Serving as dark social commentary on the growing financial divide is Squid Game, which combines elements of The Most Dangerous Game, childhood games and Dickensian debt into a rating sensation for Netflix, and is a strong contender to upset the voting establishment. “The game spaces in Squid Game were unique and something we had never experienced before,” states Cheong Jai-hoon, Visual Effects Supervisor of Squid Game. “What we wanted to achieve from the settings of Squid Game was a fabricated yet realistic look, and it was quite challenging to balance the two conflicting characteristics. Especially in Episode 107, characters play the game of Glass Stepping Stones from high above the ground, and we had to create an environment that would make the viewers immerse in the fear and tension. We put the most effort into deciding the depth from the stepping stones to the ground and the overall scale of the whole setting. We could have easily exaggerated, but we strived to find the right balance between what seemed fake and realistic, as it was more difficult than we thought.”
Also, present is the author only outdone by the Bard himself when it comes to number of film and television adaptations of his works.

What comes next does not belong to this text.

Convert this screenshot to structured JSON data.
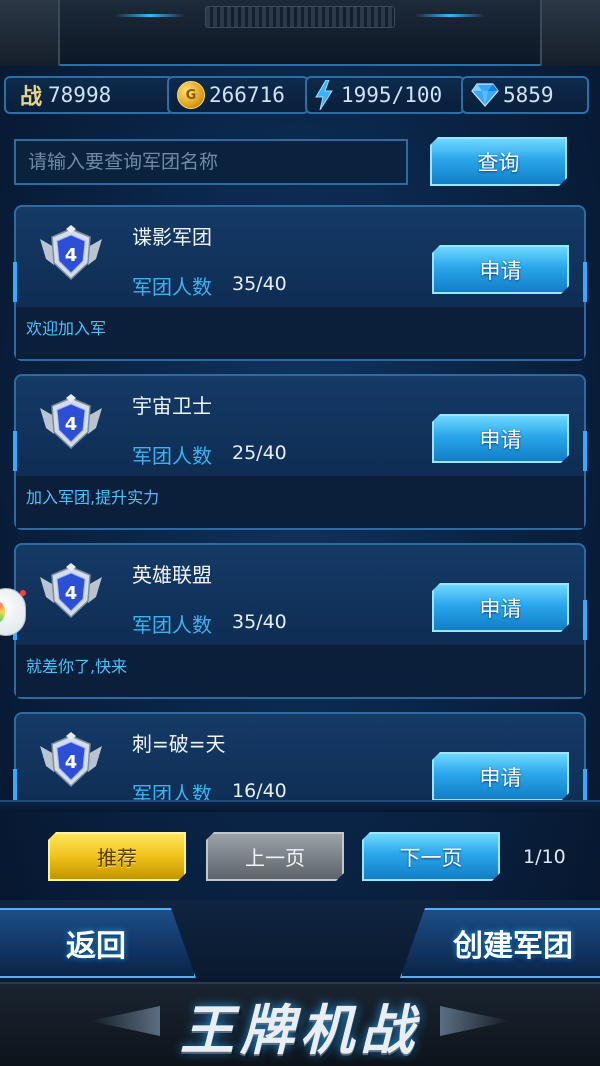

Lisey’s Story was conceived by prolific horror maestro Stephen King, who has supernatural unrest intersecting with personal trauma. Comic book adaptations are not in short supply. A superhero who has a sharp wit and archery skills is paired with a like-minded protégé in Hawkeye, which channels Shane Black’s penchant for Christmas, action sequences and odd-ball comedic pairings. For those wanting an irreverent take on the genre, James Gunn helms the small screen adaptation of Peacemaker, where an extremist murderer embarks on a quest for peace. Moon Knight introduces the Marvel Studios equivalent of Batman, but with an Egyptian god reincarnation twist that raises questions about the mental sanity of the main character.

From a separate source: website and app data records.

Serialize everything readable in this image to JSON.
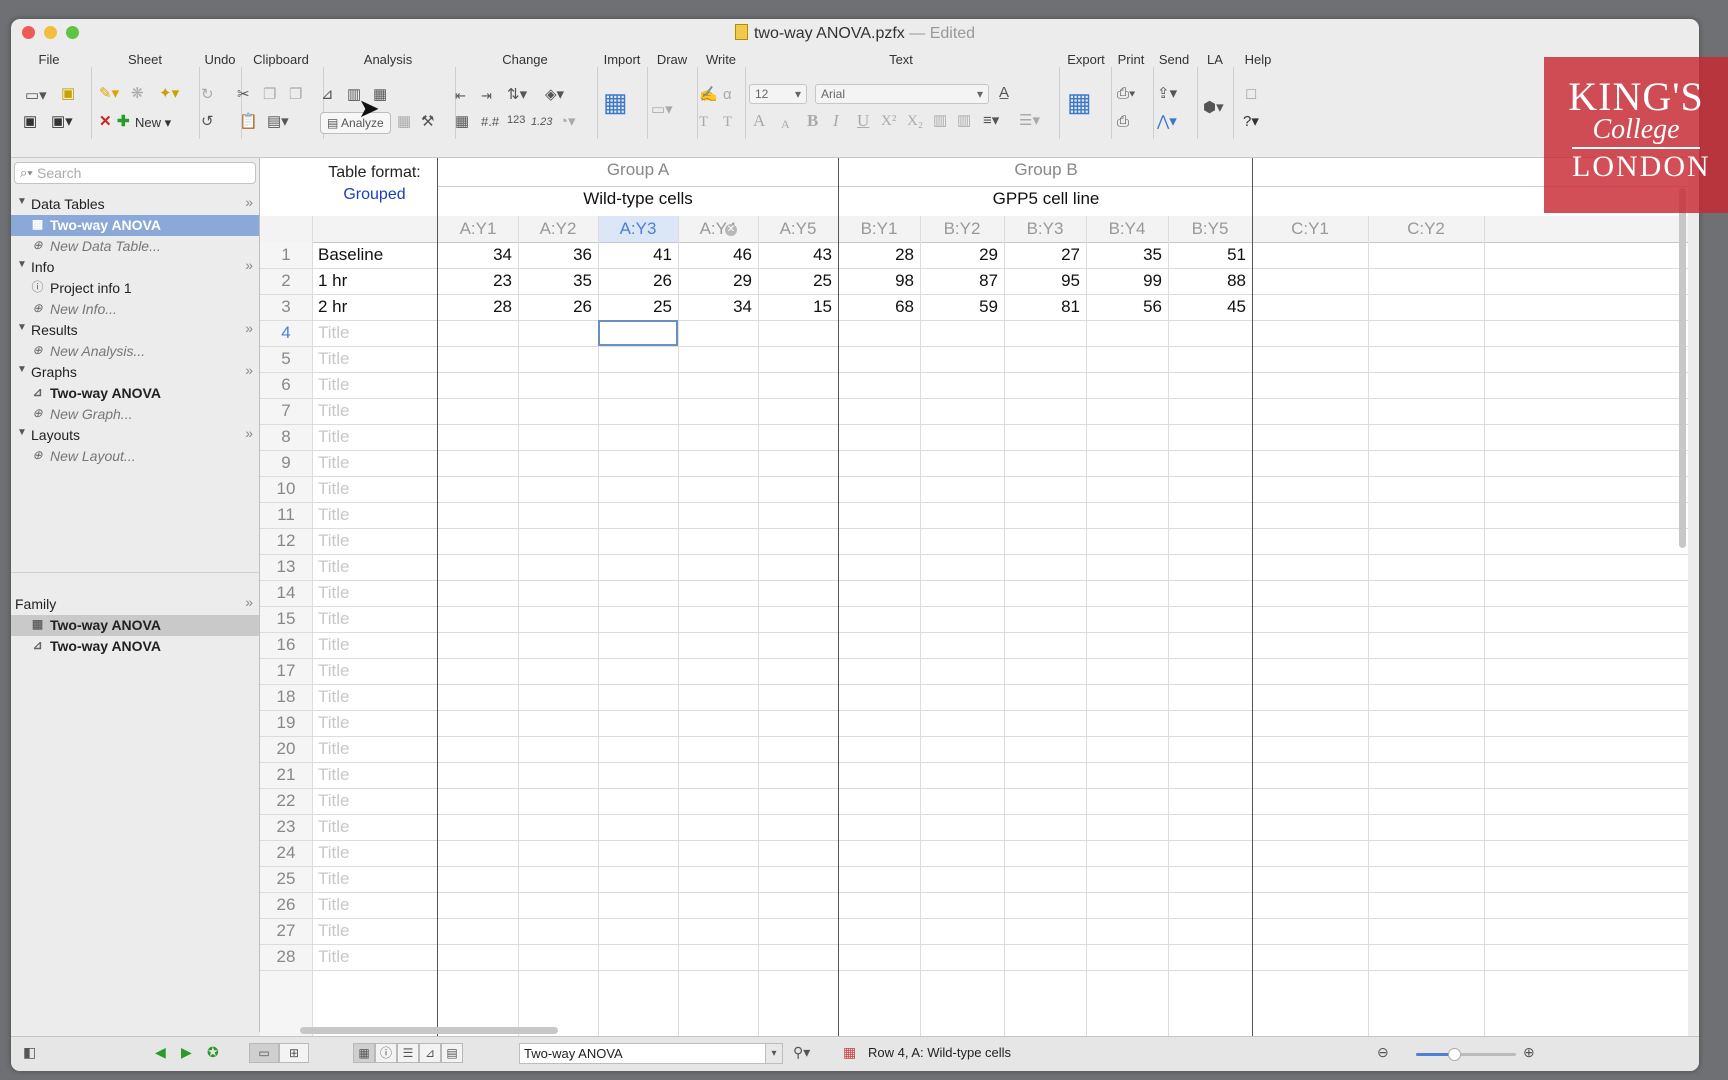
{
  "window": {
    "title": "two-way ANOVA.pzfx",
    "title_suffix": " — Edited"
  },
  "toolbar": {
    "groups": [
      "File",
      "Sheet",
      "Undo",
      "Clipboard",
      "Analysis",
      "Change",
      "Import",
      "Draw",
      "Write",
      "Text",
      "Export",
      "Print",
      "Send",
      "LA",
      "Help"
    ],
    "new_label": "New",
    "analyze_label": "Analyze",
    "font_size": "12",
    "font_name": "Arial"
  },
  "logo": {
    "line1": "KING'S",
    "line2": "College",
    "line3": "LONDON"
  },
  "sidebar": {
    "search_placeholder": "Search",
    "sections": {
      "data_tables": {
        "label": "Data Tables",
        "item": "Two-way ANOVA",
        "new": "New Data Table..."
      },
      "info": {
        "label": "Info",
        "item": "Project info 1",
        "new": "New Info..."
      },
      "results": {
        "label": "Results",
        "new": "New Analysis..."
      },
      "graphs": {
        "label": "Graphs",
        "item": "Two-way ANOVA",
        "new": "New Graph..."
      },
      "layouts": {
        "label": "Layouts",
        "new": "New Layout..."
      }
    },
    "family": {
      "label": "Family",
      "items": [
        "Two-way ANOVA",
        "Two-way ANOVA"
      ]
    },
    "more_glyph": "»"
  },
  "sheet": {
    "table_format_label": "Table format:",
    "table_format_value": "Grouped",
    "groups": [
      {
        "title": "Group A",
        "subtitle": "Wild-type cells"
      },
      {
        "title": "Group B",
        "subtitle": "GPP5 cell line"
      }
    ],
    "columns": [
      "A:Y1",
      "A:Y2",
      "A:Y3",
      "A:Y4",
      "A:Y5",
      "B:Y1",
      "B:Y2",
      "B:Y3",
      "B:Y4",
      "B:Y5",
      "C:Y1",
      "C:Y2"
    ],
    "rows": [
      {
        "num": "1",
        "title": "Baseline",
        "values": [
          "34",
          "36",
          "41",
          "46",
          "43",
          "28",
          "29",
          "27",
          "35",
          "51"
        ]
      },
      {
        "num": "2",
        "title": "1 hr",
        "values": [
          "23",
          "35",
          "26",
          "29",
          "25",
          "98",
          "87",
          "95",
          "99",
          "88"
        ]
      },
      {
        "num": "3",
        "title": "2 hr",
        "values": [
          "28",
          "26",
          "25",
          "34",
          "15",
          "68",
          "59",
          "81",
          "56",
          "45"
        ]
      }
    ],
    "placeholder_title": "Title",
    "empty_rows": [
      "4",
      "5",
      "6",
      "7",
      "8",
      "9",
      "10",
      "11",
      "12",
      "13",
      "14",
      "15",
      "16",
      "17",
      "18",
      "19",
      "20",
      "21",
      "22",
      "23",
      "24",
      "25",
      "26",
      "27",
      "28"
    ],
    "active_row": "4",
    "active_column": "A:Y3"
  },
  "statusbar": {
    "sheet_name": "Two-way ANOVA",
    "status": "Row 4, A: Wild-type cells",
    "zoom_fraction": 0.38
  }
}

Superman & Lois reimagines The Daily Planet colleagues as a married couple trying to balance domestic life and a rogues’ gallery of high-flying adversaries. “If Superman is fighting someone in the air where they would both be horizontal, it was much more time efficient and easier on the actors if they can be vertical,” states cinematographer Stephen Maier, who added a physical camera shake for the sake of realism. “The stunt team will often go away to design or rehearse something, do their previs that they film on their iPhones, cut it together and show it to us. We have a close collaboration with special effects in regards to atmospheric smoke and haze. The gags that they come up help to exemplify the strength of Superman, such as him lifting a car.”

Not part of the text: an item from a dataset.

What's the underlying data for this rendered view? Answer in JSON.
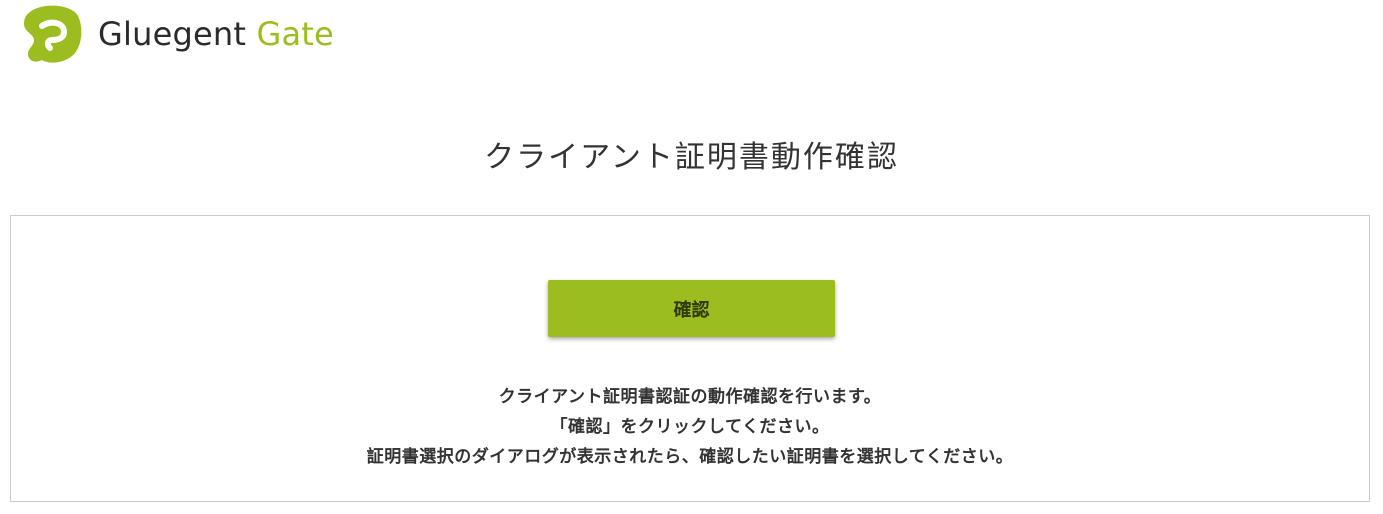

Considering the growing demand for content and the acceptance of visual effects as the primary work tool of potential nominees reflect how far the production quality of television and streaming shows have come in being able to expand the scope of creatives with a theatrical sensibility. It is because of this that the Primetime Emmy Awards has become as fascinating to watch as the Academy Awards as both showcase the very best of what can be achieved when talented digital artists get to contribute to the storytelling. Undoubtedly, the eventual winner will encapsulate the highest of level of creative and technical ingenuity achievable under current circumstances and will serve as a building block for what is to follow.